[Task item]:
The reply should hold every entry exactly as written and none of the pictures.

Segment Start: Raw data

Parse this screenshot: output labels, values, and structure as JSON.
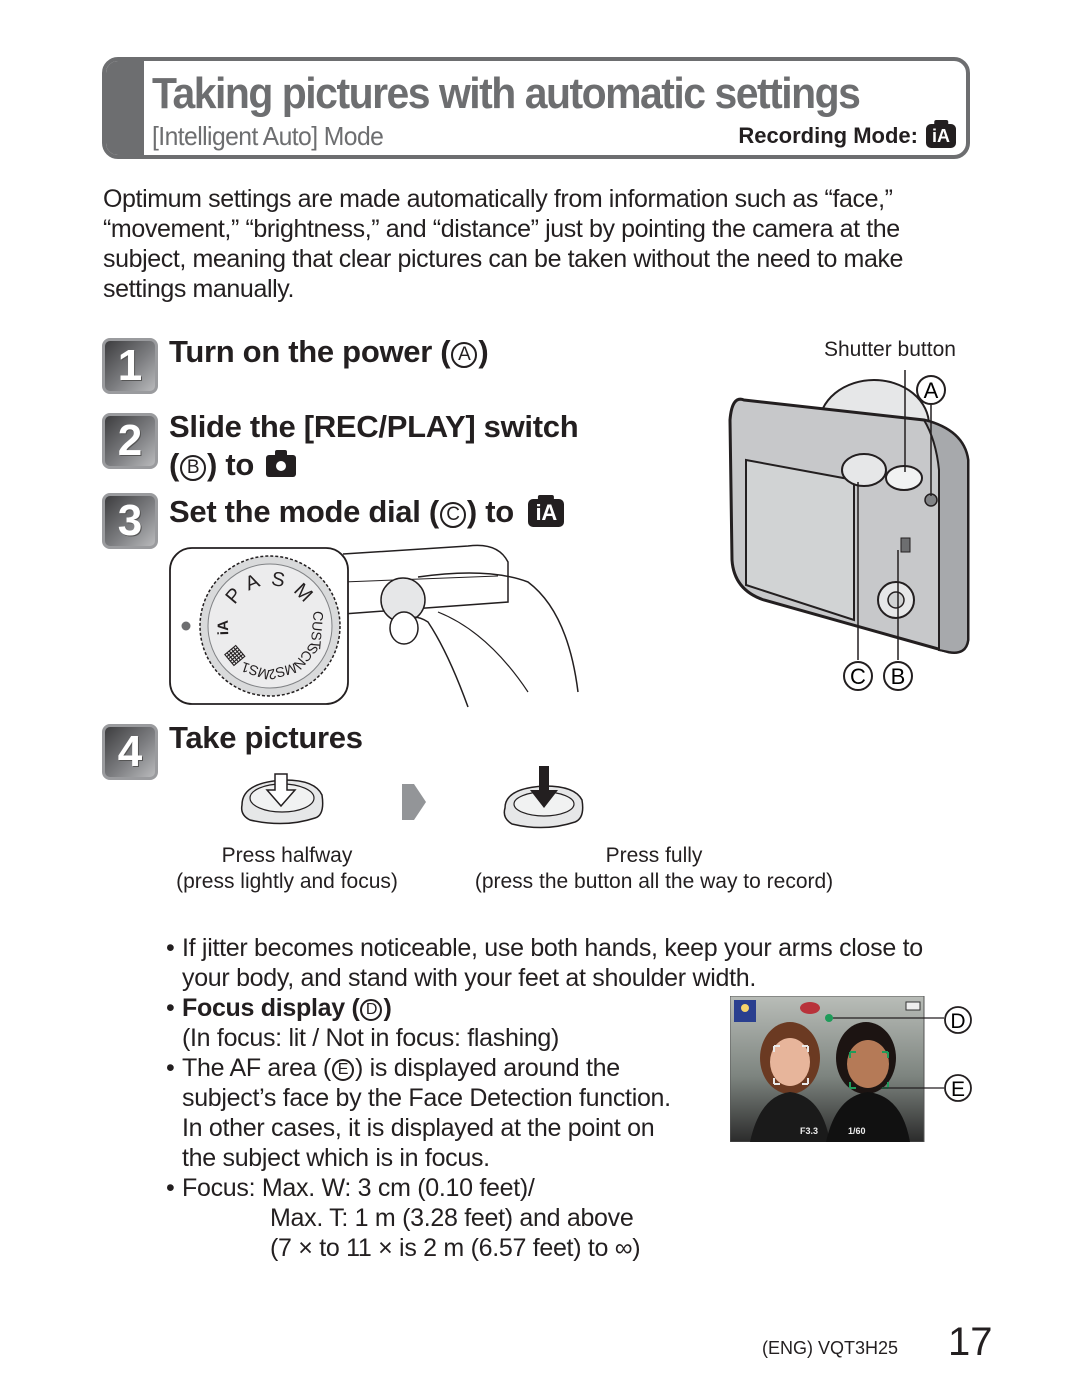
{
  "header": {
    "title": "Taking pictures with automatic settings",
    "subtitle": "[Intelligent Auto] Mode",
    "recording_mode_label": "Recording Mode:",
    "recording_mode_icon": "iA"
  },
  "intro": "Optimum settings are made automatically from information such as “face,” “movement,” “brightness,” and “distance” just by pointing the camera at the subject, meaning that clear pictures can be taken without the need to make settings manually.",
  "steps": [
    {
      "number": "1",
      "text_before": "Turn on the power (",
      "marker": "A",
      "text_after": ")"
    },
    {
      "number": "2",
      "line1": "Slide the [REC/PLAY] switch",
      "text_before": "(",
      "marker": "B",
      "text_after": ") to",
      "icon": "camera-icon"
    },
    {
      "number": "3",
      "text_before": "Set the mode dial (",
      "marker": "C",
      "text_after": ") to",
      "icon": "iA"
    },
    {
      "number": "4",
      "text": "Take pictures"
    }
  ],
  "camera_illustration": {
    "shutter_label": "Shutter button",
    "markers": [
      "A",
      "C",
      "B"
    ]
  },
  "mode_dial": {
    "positions": [
      "P",
      "A",
      "S",
      "M",
      "CUST",
      "SCN",
      "MS2",
      "MS1",
      "movie",
      "iA"
    ],
    "selected": "iA"
  },
  "press": {
    "halfway_title": "Press halfway",
    "halfway_desc": "(press lightly and focus)",
    "fully_title": "Press fully",
    "fully_desc": "(press the button all the way to record)"
  },
  "notes": {
    "jitter": "If jitter becomes noticeable, use both hands, keep your arms close to your body, and stand with your feet at shoulder width.",
    "focus_display_before": "Focus display (",
    "focus_display_marker": "D",
    "focus_display_after": ")",
    "focus_display_desc": "(In focus: lit / Not in focus: flashing)",
    "af_before": "The AF area (",
    "af_marker": "E",
    "af_after": ") is displayed around the subject’s face by the Face Detection function. In other cases, it is displayed at the point on the subject which is in focus.",
    "focus_line1": "Focus: Max. W: 3 cm (0.10 feet)/",
    "focus_line2": "Max. T: 1 m (3.28 feet) and above",
    "focus_line3": "(7 × to 11 × is 2 m (6.57 feet) to ∞)"
  },
  "screen_photo": {
    "markers": [
      "D",
      "E"
    ],
    "readout_aperture": "F3.3",
    "readout_shutter": "1/60",
    "focus_color": "#1e9c5a"
  },
  "footer": {
    "code": "(ENG) VQT3H25",
    "page": "17"
  },
  "colors": {
    "header_gray": "#6d6e70",
    "text": "#231f20"
  }
}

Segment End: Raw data

[Finished task]:
Parse this screenshot: output labels, values, and structure as JSON.
{
  "header": {
    "title": "Taking pictures with automatic settings",
    "subtitle": "[Intelligent Auto] Mode",
    "recording_mode_label": "Recording Mode:",
    "recording_mode_icon": "iA"
  },
  "intro": "Optimum settings are made automatically from information such as “face,” “movement,” “brightness,” and “distance” just by pointing the camera at the subject, meaning that clear pictures can be taken without the need to make settings manually.",
  "steps": [
    {
      "number": "1",
      "text_before": "Turn on the power (",
      "marker": "A",
      "text_after": ")"
    },
    {
      "number": "2",
      "line1": "Slide the [REC/PLAY] switch",
      "text_before": "(",
      "marker": "B",
      "text_after": ") to",
      "icon": "camera-icon"
    },
    {
      "number": "3",
      "text_before": "Set the mode dial (",
      "marker": "C",
      "text_after": ") to",
      "icon": "iA"
    },
    {
      "number": "4",
      "text": "Take pictures"
    }
  ],
  "camera_illustration": {
    "shutter_label": "Shutter button",
    "markers": [
      "A",
      "C",
      "B"
    ]
  },
  "mode_dial": {
    "positions": [
      "P",
      "A",
      "S",
      "M",
      "CUST",
      "SCN",
      "MS2",
      "MS1",
      "movie",
      "iA"
    ],
    "selected": "iA"
  },
  "press": {
    "halfway_title": "Press halfway",
    "halfway_desc": "(press lightly and focus)",
    "fully_title": "Press fully",
    "fully_desc": "(press the button all the way to record)"
  },
  "notes": {
    "jitter": "If jitter becomes noticeable, use both hands, keep your arms close to your body, and stand with your feet at shoulder width.",
    "focus_display_before": "Focus display (",
    "focus_display_marker": "D",
    "focus_display_after": ")",
    "focus_display_desc": "(In focus: lit / Not in focus: flashing)",
    "af_before": "The AF area (",
    "af_marker": "E",
    "af_after": ") is displayed around the subject’s face by the Face Detection function. In other cases, it is displayed at the point on the subject which is in focus.",
    "focus_line1": "Focus: Max. W: 3 cm (0.10 feet)/",
    "focus_line2": "Max. T: 1 m (3.28 feet) and above",
    "focus_line3": "(7 × to 11 × is 2 m (6.57 feet) to ∞)"
  },
  "screen_photo": {
    "markers": [
      "D",
      "E"
    ],
    "readout_aperture": "F3.3",
    "readout_shutter": "1/60",
    "focus_color": "#1e9c5a"
  },
  "footer": {
    "code": "(ENG) VQT3H25",
    "page": "17"
  },
  "colors": {
    "header_gray": "#6d6e70",
    "text": "#231f20"
  }
}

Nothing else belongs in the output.